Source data
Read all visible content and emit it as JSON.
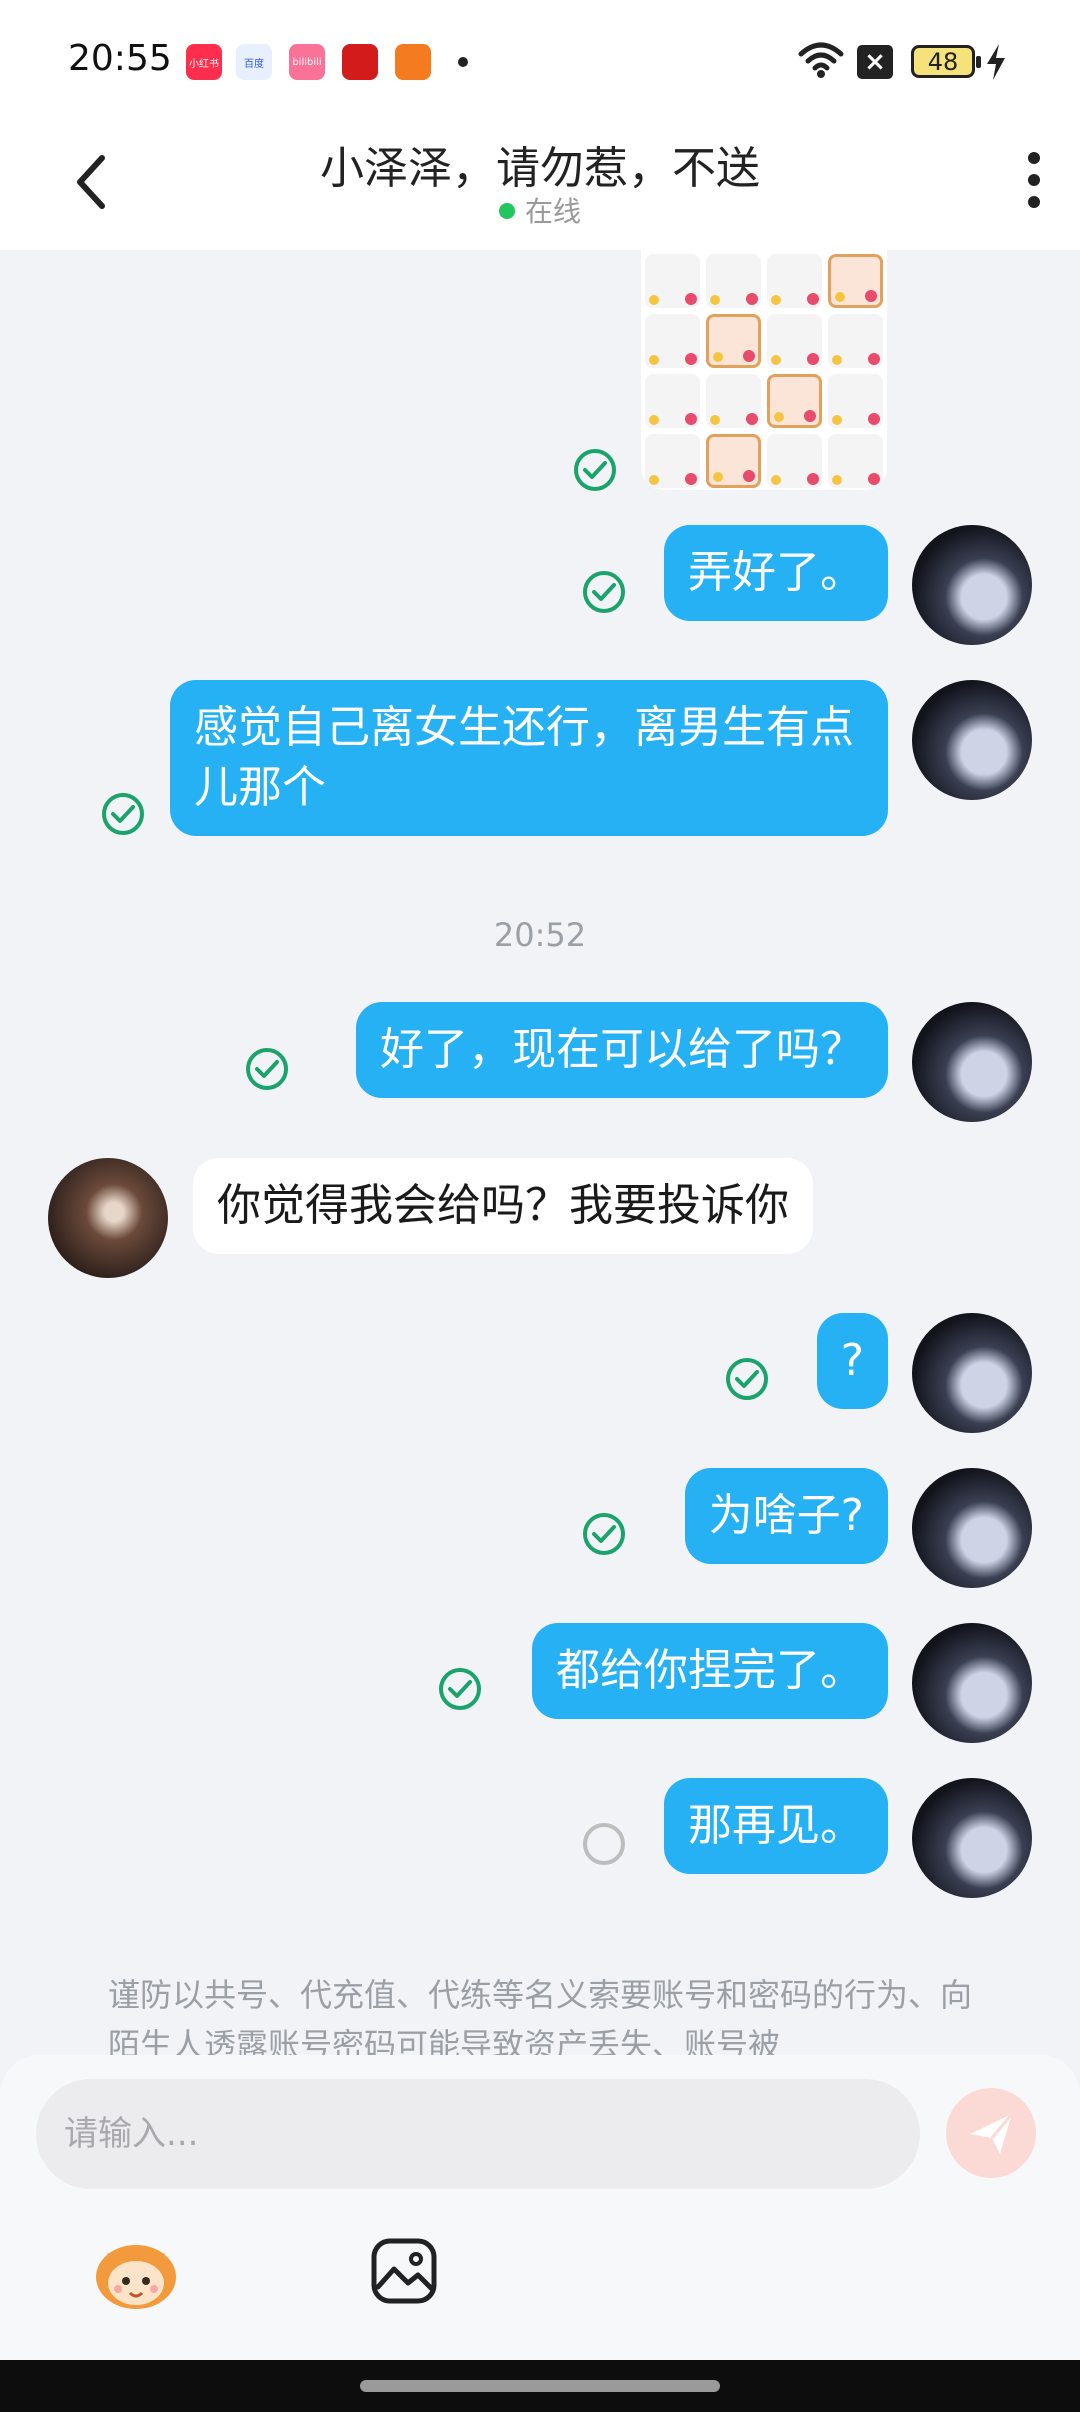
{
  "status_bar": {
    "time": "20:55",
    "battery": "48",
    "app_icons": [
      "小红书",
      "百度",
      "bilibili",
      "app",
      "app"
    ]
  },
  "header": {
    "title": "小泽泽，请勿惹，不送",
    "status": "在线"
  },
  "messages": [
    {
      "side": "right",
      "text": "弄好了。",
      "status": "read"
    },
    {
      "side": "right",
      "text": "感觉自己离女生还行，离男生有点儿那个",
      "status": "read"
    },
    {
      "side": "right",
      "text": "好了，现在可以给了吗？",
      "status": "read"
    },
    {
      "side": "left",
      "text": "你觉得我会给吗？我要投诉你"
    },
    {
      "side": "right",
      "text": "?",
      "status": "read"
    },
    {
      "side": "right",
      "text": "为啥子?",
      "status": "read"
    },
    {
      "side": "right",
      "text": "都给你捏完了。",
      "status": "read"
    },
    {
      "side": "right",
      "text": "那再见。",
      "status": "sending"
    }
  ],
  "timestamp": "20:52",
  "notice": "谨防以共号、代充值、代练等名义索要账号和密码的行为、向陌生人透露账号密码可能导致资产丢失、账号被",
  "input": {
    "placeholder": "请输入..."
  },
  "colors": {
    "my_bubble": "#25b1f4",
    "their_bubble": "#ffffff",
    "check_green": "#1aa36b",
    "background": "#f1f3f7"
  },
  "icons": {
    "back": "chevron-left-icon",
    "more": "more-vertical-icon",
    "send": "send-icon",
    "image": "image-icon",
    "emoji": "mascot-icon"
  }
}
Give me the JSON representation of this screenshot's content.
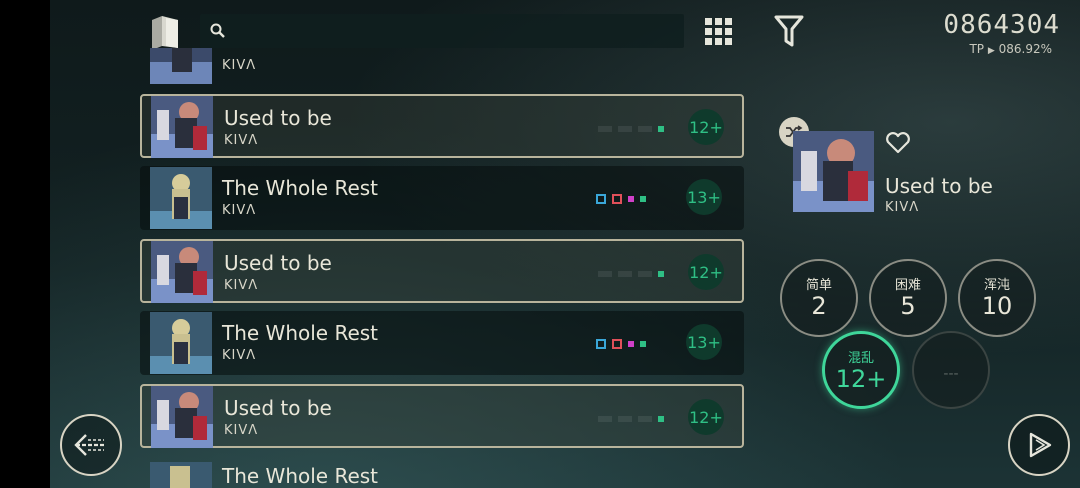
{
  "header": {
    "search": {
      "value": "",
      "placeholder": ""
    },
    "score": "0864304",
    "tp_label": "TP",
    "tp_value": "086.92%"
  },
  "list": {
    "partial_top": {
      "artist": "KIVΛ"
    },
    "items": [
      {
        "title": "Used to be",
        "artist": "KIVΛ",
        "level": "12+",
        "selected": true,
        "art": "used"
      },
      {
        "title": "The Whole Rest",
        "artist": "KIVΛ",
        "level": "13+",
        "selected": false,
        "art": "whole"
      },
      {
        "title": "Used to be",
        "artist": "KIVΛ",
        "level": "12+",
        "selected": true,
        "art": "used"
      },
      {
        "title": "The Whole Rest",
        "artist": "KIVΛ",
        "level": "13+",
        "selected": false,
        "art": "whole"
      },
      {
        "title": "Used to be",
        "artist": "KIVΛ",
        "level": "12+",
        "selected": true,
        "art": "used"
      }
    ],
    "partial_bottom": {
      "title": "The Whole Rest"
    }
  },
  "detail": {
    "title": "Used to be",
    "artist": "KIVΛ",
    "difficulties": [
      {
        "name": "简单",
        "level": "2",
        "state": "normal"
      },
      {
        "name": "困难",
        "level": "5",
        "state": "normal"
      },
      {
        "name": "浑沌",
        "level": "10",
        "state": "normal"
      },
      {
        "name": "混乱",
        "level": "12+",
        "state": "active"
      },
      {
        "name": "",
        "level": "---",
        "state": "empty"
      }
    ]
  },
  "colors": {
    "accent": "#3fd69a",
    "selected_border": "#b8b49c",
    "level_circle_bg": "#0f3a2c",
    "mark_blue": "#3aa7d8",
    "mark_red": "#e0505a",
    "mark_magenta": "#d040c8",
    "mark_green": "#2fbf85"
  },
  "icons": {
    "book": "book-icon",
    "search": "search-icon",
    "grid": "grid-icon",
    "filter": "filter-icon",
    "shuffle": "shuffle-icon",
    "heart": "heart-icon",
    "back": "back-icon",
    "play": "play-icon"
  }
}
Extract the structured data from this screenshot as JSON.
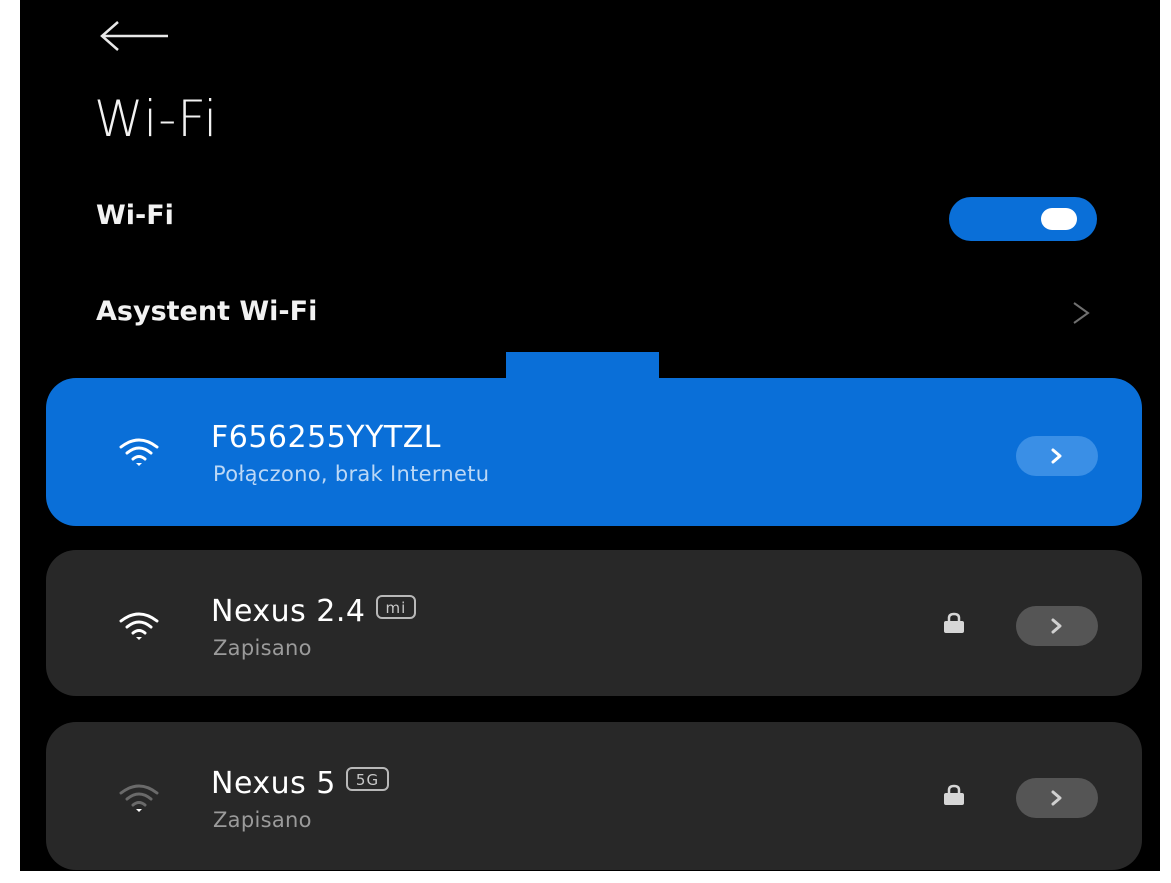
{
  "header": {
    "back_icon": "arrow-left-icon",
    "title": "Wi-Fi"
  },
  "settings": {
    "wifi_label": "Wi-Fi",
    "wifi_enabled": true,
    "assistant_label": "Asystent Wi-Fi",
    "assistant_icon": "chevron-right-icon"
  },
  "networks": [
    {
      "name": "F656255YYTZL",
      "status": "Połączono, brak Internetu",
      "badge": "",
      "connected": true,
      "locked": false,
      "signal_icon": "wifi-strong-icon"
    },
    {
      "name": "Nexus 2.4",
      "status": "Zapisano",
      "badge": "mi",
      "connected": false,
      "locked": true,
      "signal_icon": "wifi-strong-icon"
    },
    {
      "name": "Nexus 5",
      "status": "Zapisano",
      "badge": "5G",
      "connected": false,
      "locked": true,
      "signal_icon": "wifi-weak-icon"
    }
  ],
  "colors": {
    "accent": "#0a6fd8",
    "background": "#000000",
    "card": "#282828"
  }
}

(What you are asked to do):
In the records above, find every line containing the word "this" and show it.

(Answer space):
Give me the JSON representation of this screenshot's content.
Extract the structured data from this screenshot as JSON.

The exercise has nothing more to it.